*** Opening Dataset records ***

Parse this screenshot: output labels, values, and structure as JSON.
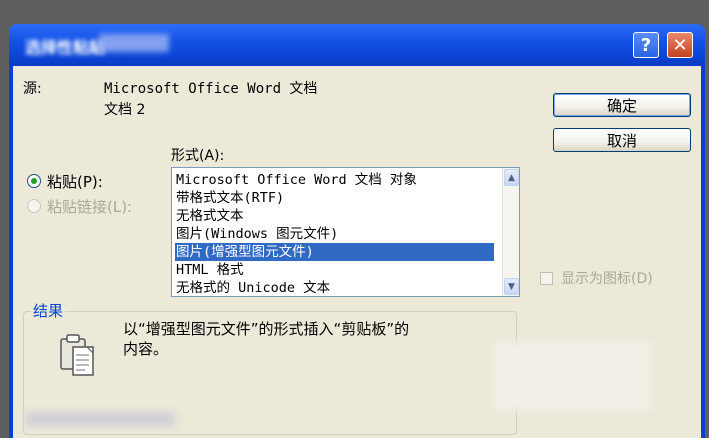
{
  "dialog": {
    "title": "选择性粘贴",
    "help_label": "?",
    "close_label": "✕"
  },
  "source": {
    "label": "源:",
    "line1": "Microsoft Office Word 文档",
    "line2": "文档 2"
  },
  "format_label": "形式(A):",
  "radios": {
    "paste": "粘贴(P):",
    "paste_link": "粘贴链接(L):"
  },
  "formats": [
    "Microsoft Office Word 文档 对象",
    "带格式文本(RTF)",
    "无格式文本",
    "图片(Windows 图元文件)",
    "图片(增强型图元文件)",
    "HTML 格式",
    "无格式的 Unicode 文本"
  ],
  "selected_format_index": 4,
  "buttons": {
    "ok": "确定",
    "cancel": "取消"
  },
  "display_as_icon": "显示为图标(D)",
  "result": {
    "title": "结果",
    "line1": "以“增强型图元文件”的形式插入“剪贴板”的",
    "line2": "内容。"
  },
  "colors": {
    "titlebar": "#0a3fd6",
    "selection": "#316ac5",
    "dialog_bg": "#ece9d8",
    "group_title": "#0046d5"
  }
}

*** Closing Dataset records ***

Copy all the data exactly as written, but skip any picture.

Task output
Parse this screenshot: output labels, values, and structure as JSON.
{
  "dialog": {
    "title": "选择性粘贴",
    "help_label": "?",
    "close_label": "✕"
  },
  "source": {
    "label": "源:",
    "line1": "Microsoft Office Word 文档",
    "line2": "文档 2"
  },
  "format_label": "形式(A):",
  "radios": {
    "paste": "粘贴(P):",
    "paste_link": "粘贴链接(L):"
  },
  "formats": [
    "Microsoft Office Word 文档 对象",
    "带格式文本(RTF)",
    "无格式文本",
    "图片(Windows 图元文件)",
    "图片(增强型图元文件)",
    "HTML 格式",
    "无格式的 Unicode 文本"
  ],
  "selected_format_index": 4,
  "buttons": {
    "ok": "确定",
    "cancel": "取消"
  },
  "display_as_icon": "显示为图标(D)",
  "result": {
    "title": "结果",
    "line1": "以“增强型图元文件”的形式插入“剪贴板”的",
    "line2": "内容。"
  },
  "colors": {
    "titlebar": "#0a3fd6",
    "selection": "#316ac5",
    "dialog_bg": "#ece9d8",
    "group_title": "#0046d5"
  }
}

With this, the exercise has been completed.